» PROBLEM STATEMENT:
What is the number of lines in the records below holding the string "anaglyph"? Reply with it and nothing else.

*** DATA Section Begins ***

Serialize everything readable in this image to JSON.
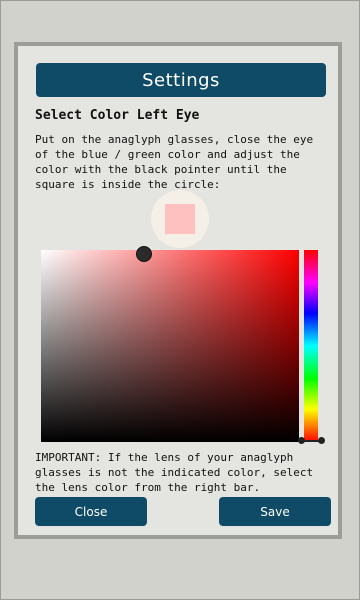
{
  "dialog": {
    "title": "Settings",
    "section_heading": "Select Color Left Eye",
    "instructions": "Put on the anaglyph glasses, close the eye of the blue / green color and adjust the color with the black pointer until the square is inside the circle:",
    "important_note": "IMPORTANT: If the lens of your anaglyph glasses is not the indicated color, select the lens color from the right bar.",
    "close_label": "Close",
    "save_label": "Save"
  },
  "colors": {
    "accent": "#0f4a66",
    "preview_color": "#ffc0c0",
    "selected_hue": "#ff0000",
    "preview_circle_bg": "#f4efe7"
  },
  "picker": {
    "saturation": 0.3,
    "value": 1.0,
    "hue_degrees": 0
  }
}
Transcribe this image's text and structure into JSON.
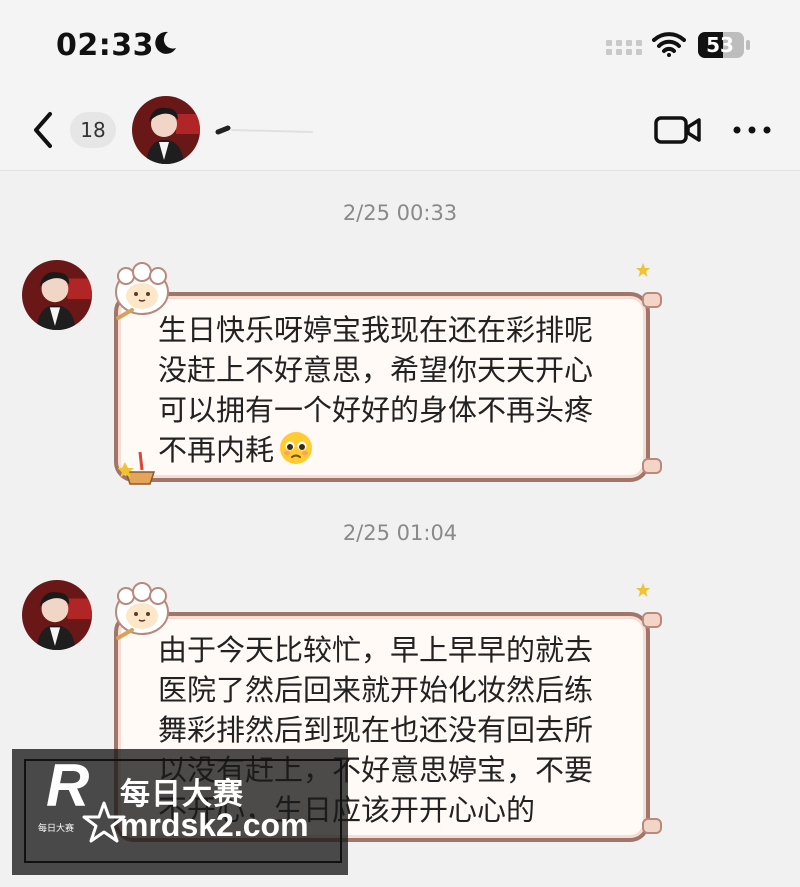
{
  "status_bar": {
    "time": "02:33",
    "battery": "53"
  },
  "nav_bar": {
    "unread_count": "18",
    "icons": [
      "back-icon",
      "video-call-icon",
      "more-icon"
    ]
  },
  "messages": [
    {
      "timestamp": "2/25 00:33",
      "lines": [
        "生日快乐呀婷宝我现在还在彩排呢",
        "没赶上不好意思，希望你天天开心",
        "可以拥有一个好好的身体不再头疼",
        "不再内耗"
      ],
      "trailing_emoji": "pleading-face"
    },
    {
      "timestamp": "2/25 01:04",
      "lines": [
        "由于今天比较忙，早上早早的就去",
        "医院了然后回来就开始化妆然后练",
        "舞彩排然后到现在也还没有回去所",
        "以没有赶上，不好意思婷宝，不要",
        "不开心，生日应该开开心心的"
      ]
    }
  ],
  "watermark": {
    "logo_letter": "R",
    "logo_small": "每日大赛",
    "brand": "每日大赛",
    "url": "mrdsk2.com"
  },
  "colors": {
    "background": "#f1f1f1",
    "bubble_fill": "#fffaf6",
    "bubble_border": "#a1756a",
    "timestamp": "#8a8a8a"
  }
}
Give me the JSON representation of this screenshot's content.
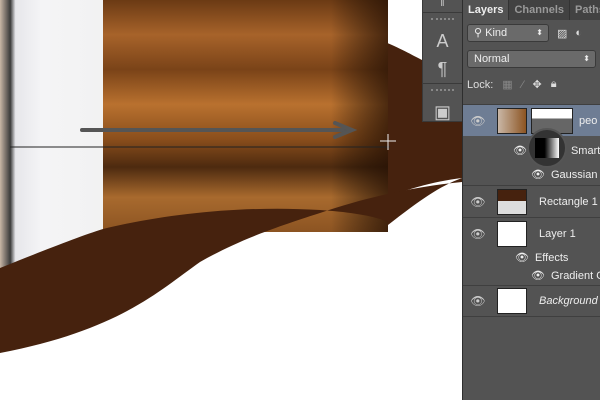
{
  "panel": {
    "tabs": [
      {
        "label": "Layers"
      },
      {
        "label": "Channels"
      },
      {
        "label": "Paths"
      }
    ],
    "filter": {
      "value": "Kind"
    },
    "blend_mode": {
      "value": "Normal"
    },
    "lock_label": "Lock:",
    "layers": [
      {
        "name": "peo",
        "sub": [
          {
            "name": "Smart F"
          },
          {
            "name": "Gaussian Blu"
          }
        ]
      },
      {
        "name": "Rectangle 1"
      },
      {
        "name": "Layer 1",
        "effects_label": "Effects",
        "sub": [
          {
            "name": "Gradient Ov"
          }
        ]
      },
      {
        "name": "Background"
      }
    ]
  },
  "colors": {
    "brown": "#46220e",
    "panel": "#535353",
    "selected": "#6e7d94"
  }
}
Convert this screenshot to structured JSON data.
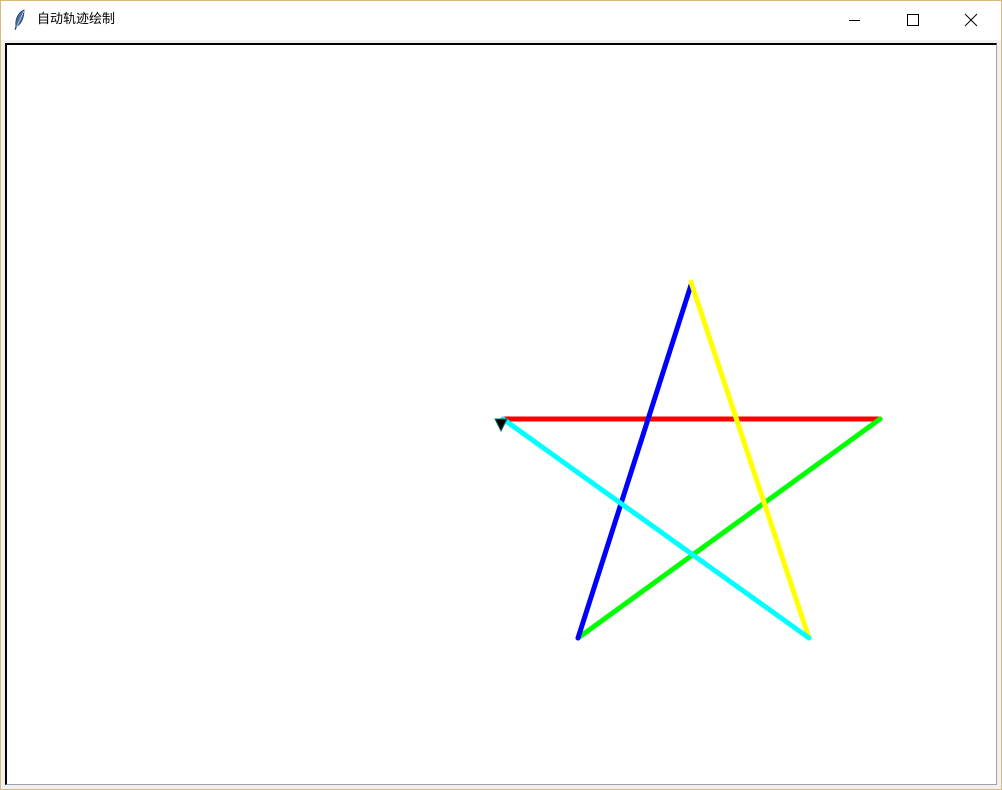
{
  "window": {
    "title": "自动轨迹绘制",
    "icon": "feather-icon",
    "controls": {
      "minimize": "minimize-icon",
      "maximize": "maximize-icon",
      "close": "close-icon"
    }
  },
  "canvas": {
    "background": "#ffffff",
    "star_segments": [
      {
        "name": "segment-red",
        "color": "#ff0000"
      },
      {
        "name": "segment-green",
        "color": "#00ff00"
      },
      {
        "name": "segment-blue",
        "color": "#0000ff"
      },
      {
        "name": "segment-yellow",
        "color": "#ffff00"
      },
      {
        "name": "segment-cyan",
        "color": "#00ffff"
      }
    ],
    "cursor": "turtle-arrow-icon"
  }
}
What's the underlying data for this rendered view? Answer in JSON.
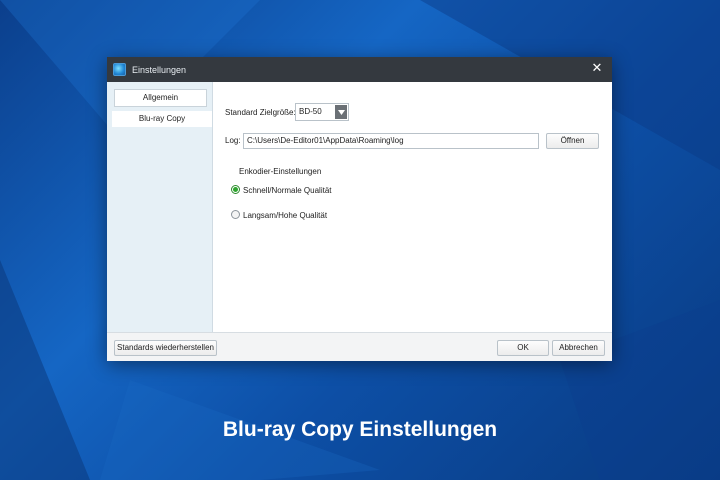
{
  "window": {
    "title": "Einstellungen",
    "close_glyph": "✕"
  },
  "sidebar": {
    "items": [
      {
        "label": "Allgemein"
      },
      {
        "label": "Blu-ray Copy"
      }
    ]
  },
  "settings": {
    "target_size_label": "Standard Zielgröße:",
    "target_size_value": "BD-50",
    "log_label": "Log:",
    "log_path": "C:\\Users\\De-Editor01\\AppData\\Roaming\\log",
    "open_button": "Öffnen",
    "encoder_heading": "Enkodier-Einstellungen",
    "options": [
      {
        "label": "Schnell/Normale Qualität",
        "checked": true
      },
      {
        "label": "Langsam/Hohe Qualität",
        "checked": false
      }
    ]
  },
  "footer": {
    "restore_button": "Standards wiederherstellen",
    "ok_button": "OK",
    "cancel_button": "Abbrechen"
  },
  "caption": "Blu-ray Copy Einstellungen"
}
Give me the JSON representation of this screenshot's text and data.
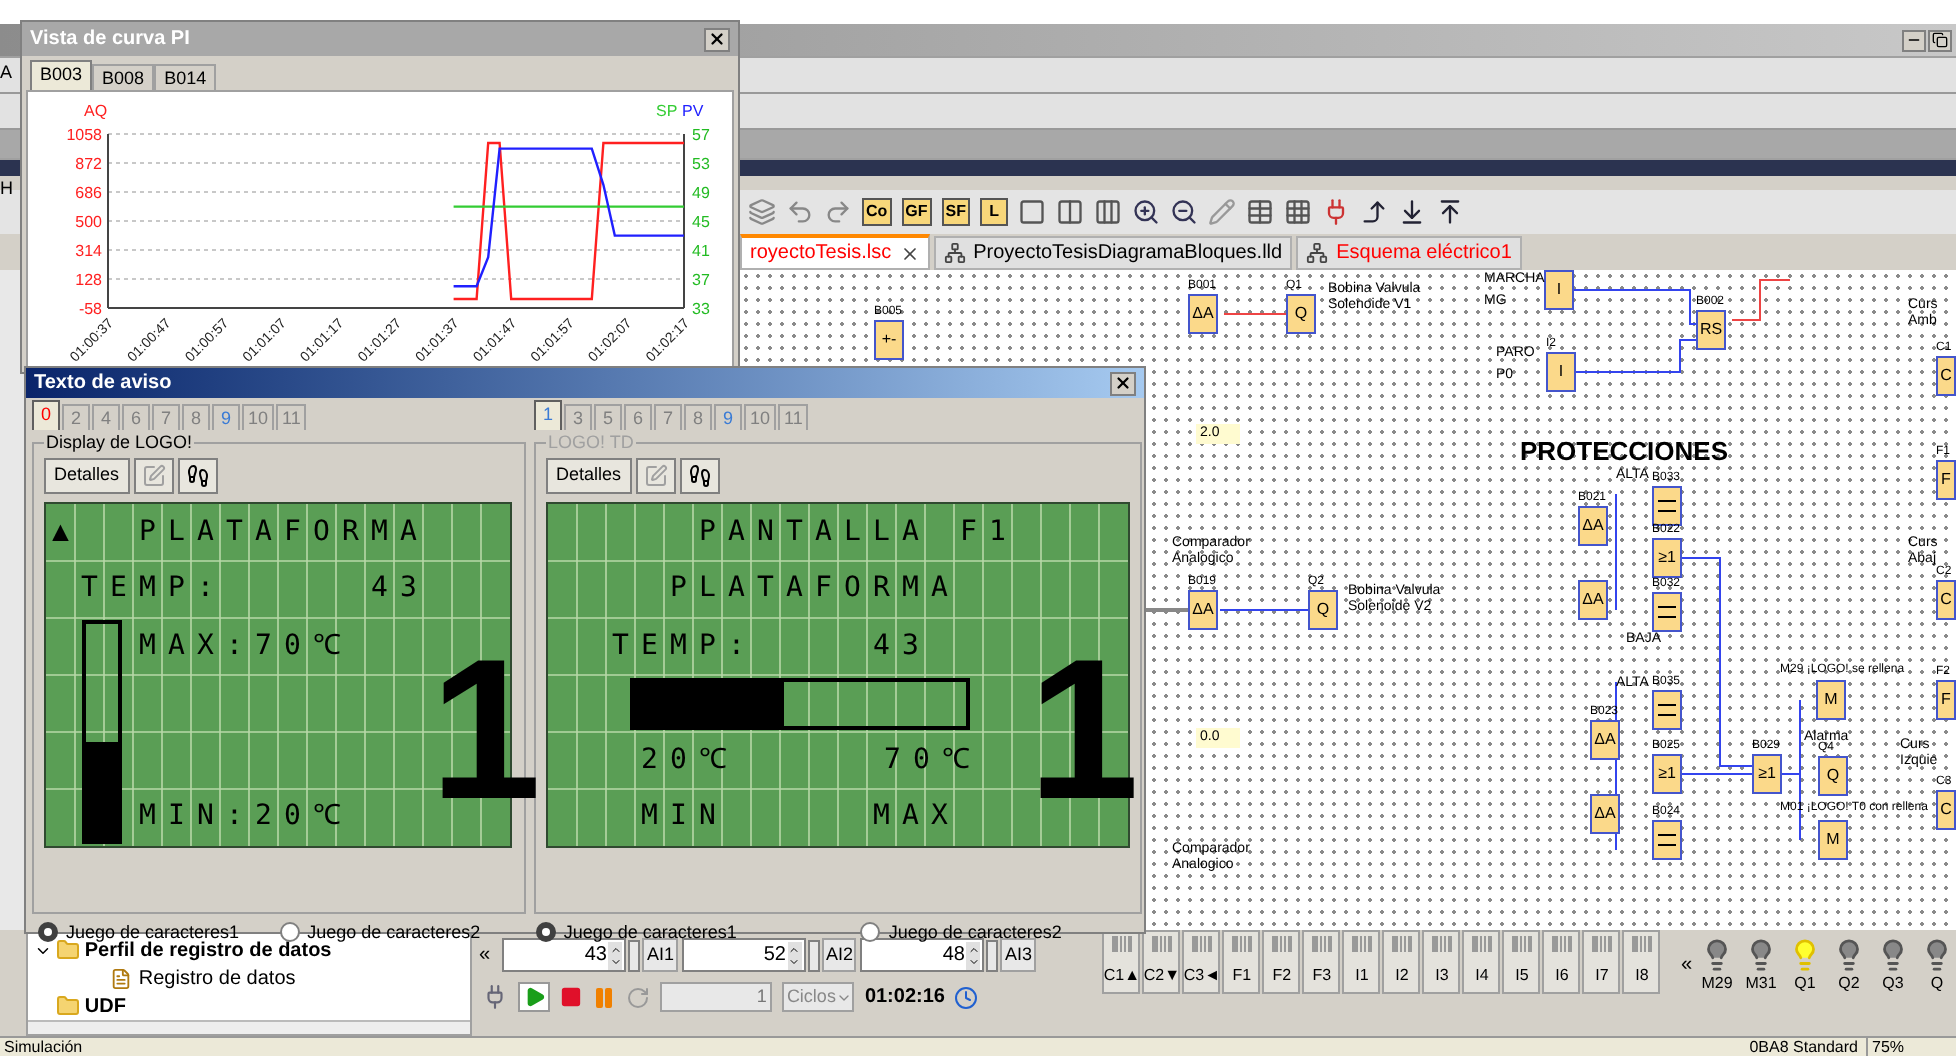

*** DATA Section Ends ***

» REPLY TO THE TASK:
2